Task item: The response should hold each line from the entries below where "data" is found.

Extracted entries:

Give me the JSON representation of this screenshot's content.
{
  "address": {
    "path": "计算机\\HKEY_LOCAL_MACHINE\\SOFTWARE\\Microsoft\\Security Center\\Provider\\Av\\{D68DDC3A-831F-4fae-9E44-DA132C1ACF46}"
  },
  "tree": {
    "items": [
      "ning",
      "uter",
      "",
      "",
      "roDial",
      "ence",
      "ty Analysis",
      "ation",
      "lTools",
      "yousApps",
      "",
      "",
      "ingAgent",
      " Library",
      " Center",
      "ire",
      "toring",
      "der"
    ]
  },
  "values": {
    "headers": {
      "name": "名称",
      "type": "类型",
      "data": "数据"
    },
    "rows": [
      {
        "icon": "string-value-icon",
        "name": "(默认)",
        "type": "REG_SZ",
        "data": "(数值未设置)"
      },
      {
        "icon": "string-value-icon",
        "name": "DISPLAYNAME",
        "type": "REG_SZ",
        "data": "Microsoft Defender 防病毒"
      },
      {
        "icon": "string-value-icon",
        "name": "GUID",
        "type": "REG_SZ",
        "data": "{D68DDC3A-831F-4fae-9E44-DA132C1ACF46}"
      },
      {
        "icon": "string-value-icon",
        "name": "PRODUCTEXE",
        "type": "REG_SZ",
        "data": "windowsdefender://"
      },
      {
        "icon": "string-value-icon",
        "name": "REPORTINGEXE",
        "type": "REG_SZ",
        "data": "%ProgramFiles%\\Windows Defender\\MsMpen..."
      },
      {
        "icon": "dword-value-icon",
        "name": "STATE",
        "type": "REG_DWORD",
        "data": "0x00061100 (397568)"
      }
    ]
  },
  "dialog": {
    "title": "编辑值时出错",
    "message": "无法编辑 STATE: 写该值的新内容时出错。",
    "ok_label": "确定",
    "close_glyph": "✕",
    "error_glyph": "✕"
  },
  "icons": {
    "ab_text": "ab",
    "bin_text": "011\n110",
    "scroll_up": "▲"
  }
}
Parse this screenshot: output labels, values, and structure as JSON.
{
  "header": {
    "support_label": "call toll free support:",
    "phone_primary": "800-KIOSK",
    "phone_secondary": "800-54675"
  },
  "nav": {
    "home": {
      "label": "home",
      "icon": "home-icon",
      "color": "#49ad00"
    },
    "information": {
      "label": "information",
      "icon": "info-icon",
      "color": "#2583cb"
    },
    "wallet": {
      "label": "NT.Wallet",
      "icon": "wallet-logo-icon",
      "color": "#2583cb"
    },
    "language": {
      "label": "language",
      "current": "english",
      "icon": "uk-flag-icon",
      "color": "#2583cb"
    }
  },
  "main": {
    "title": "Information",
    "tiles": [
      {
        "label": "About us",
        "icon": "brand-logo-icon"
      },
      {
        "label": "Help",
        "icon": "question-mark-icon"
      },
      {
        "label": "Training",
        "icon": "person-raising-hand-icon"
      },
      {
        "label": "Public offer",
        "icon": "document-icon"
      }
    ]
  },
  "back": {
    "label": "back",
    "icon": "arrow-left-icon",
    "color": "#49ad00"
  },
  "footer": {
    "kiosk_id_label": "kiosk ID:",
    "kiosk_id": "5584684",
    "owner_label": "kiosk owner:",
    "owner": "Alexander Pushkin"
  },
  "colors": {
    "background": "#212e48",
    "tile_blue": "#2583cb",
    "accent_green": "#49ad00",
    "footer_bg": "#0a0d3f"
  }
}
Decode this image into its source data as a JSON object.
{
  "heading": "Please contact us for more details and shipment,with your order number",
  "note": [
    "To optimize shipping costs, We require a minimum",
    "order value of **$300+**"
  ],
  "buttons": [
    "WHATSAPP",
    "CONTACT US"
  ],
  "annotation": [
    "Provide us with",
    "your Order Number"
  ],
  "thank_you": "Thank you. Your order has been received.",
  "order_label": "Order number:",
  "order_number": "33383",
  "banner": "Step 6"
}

Solution:
      "data": "数据"
        "data": "(数值未设置)"
        "data": "Microsoft Defender 防病毒"
        "data": "{D68DDC3A-831F-4fae-9E44-DA132C1ACF46}"
        "data": "windowsdefender://"
        "data": "%ProgramFiles%\\Windows Defender\\MsMpen..."
        "data": "0x00061100 (397568)"
Decode this image into its source data as a JSON object.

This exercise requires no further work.